Seven years later, Carlo Calvi, Calvi's only son, hired Kroll Associates to re-investigate the case. After locating, authenticating and re-assembling the original scaffolding Calvi had hung from, forensic experts retained by Kroll conducted a simple experiment. They had a stand-in for Calvi— same size and weight— walk the possible routes along the scaffolding poles that Calvi would have to walk if he tied the rope and hung himself. The stand-in wore pairs of Calvi's hand-made loafers that were similar to the one he had on when he was found, After each trial, these shoes were then put in water for the same time Calvi's shoes had been submerged, and then microscopically examined by a forensic chemist, who had worked in the London police laboratory for 18 years. In each case, he found that the soles of the stand-in's shoes had picked up yellow paint smears that matched those on the scaffolding poles. Given the pressure of the shoe on the narrow pole, he concluded such tell-tale traces were "unavoidable." Yet, when he examined the soles of the shoes Calvi had actually worn that day with a microscope, he found no traces of yellow pain on the soles. Since there was no way he could have hung himself except to have walked on the scaffolding, Kroll concluded "Someone else had to have tied him to the scaffolding and killed him."

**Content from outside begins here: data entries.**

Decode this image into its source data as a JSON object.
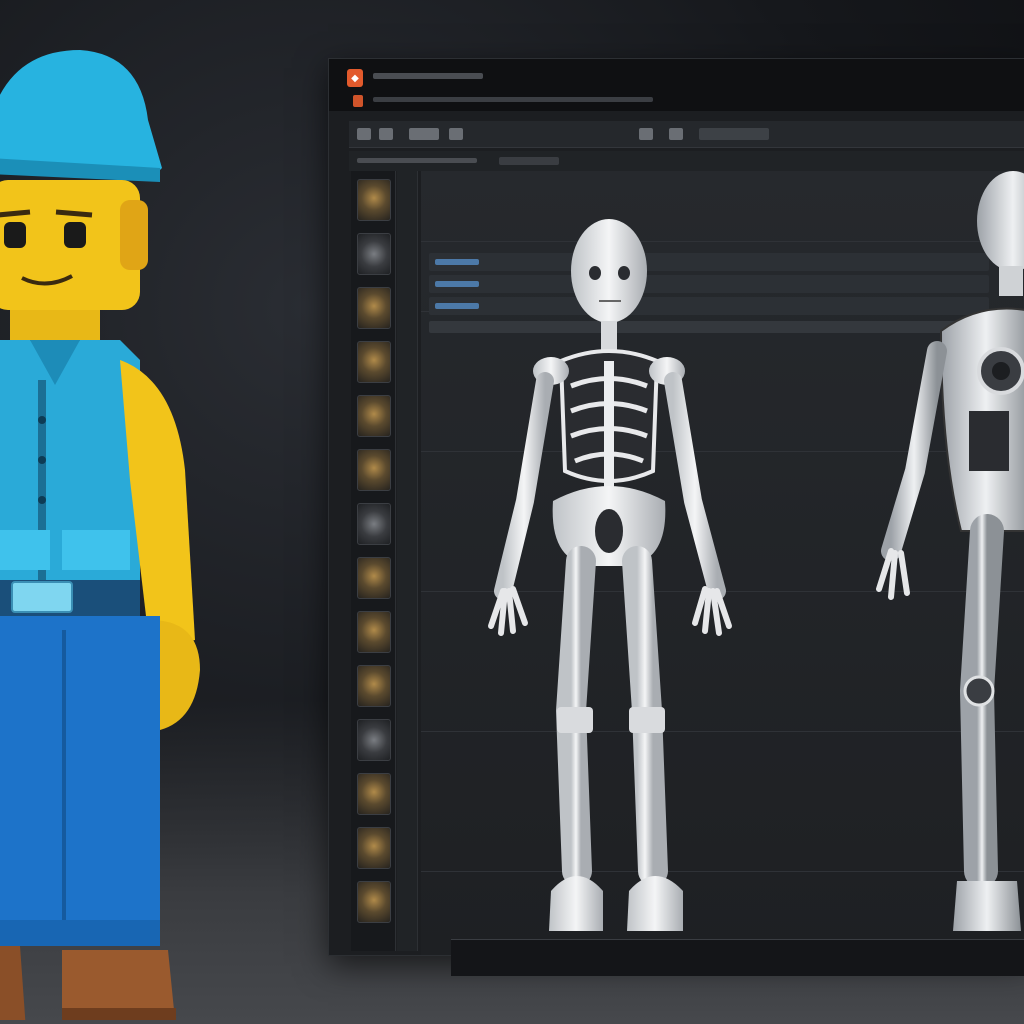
{
  "app": {
    "logo_glyph": "◆"
  },
  "colors": {
    "accent": "#e25a2c",
    "panel": "#1c1e21",
    "selection": "#4c79a8",
    "lego_shirt": "#2aaad8",
    "lego_skin": "#f2c41a",
    "lego_pants": "#1d73c9"
  },
  "icons": {
    "app_logo": "app-logo-icon",
    "thumbnails": "asset-thumbnail-icon"
  },
  "thumbnails": [
    {
      "kind": "skull"
    },
    {
      "kind": "ring"
    },
    {
      "kind": "bust"
    },
    {
      "kind": "bust"
    },
    {
      "kind": "bust"
    },
    {
      "kind": "bust"
    },
    {
      "kind": "ring"
    },
    {
      "kind": "bust"
    },
    {
      "kind": "bust"
    },
    {
      "kind": "bust"
    },
    {
      "kind": "ring"
    },
    {
      "kind": "bust"
    },
    {
      "kind": "bust"
    },
    {
      "kind": "bust"
    }
  ]
}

After the Kroll investigation, The coroner's jury quashed its verdict of suicide and declared it was unable to decide between murder and suicide. So like God’s banker, the question of how he met his end was left dangling.
But how could Calvi have been murdered. He couldn't have been forced, alive, onto the scaffolding, without leaving signs of struggle on his body. Nor could he have been drugged unconscious without the drugs showing up in the autopsy examination. But he could have been strangled somewhere else with a rope– death was by asphyxia not drowning and then transported to the scaffolding. Kroll’s investigators came up with the theory that his dead body was taken to the bridge in a small boat sometime around midnight when the high tide would make it possible to moor the boat to Blackfriar’s Bridge, tie the rope to the scaffold, and unload Calvi’s body. The problem with this murder scenario is that it would be visible to anyone passing by the bridge on either bank– hardly a recipe for a perfect crime– and there were many potential potentials. Yet, neither the police nor Kroll could ever find any witness to such a bizarre scene.
As a result, the case remains unsolved.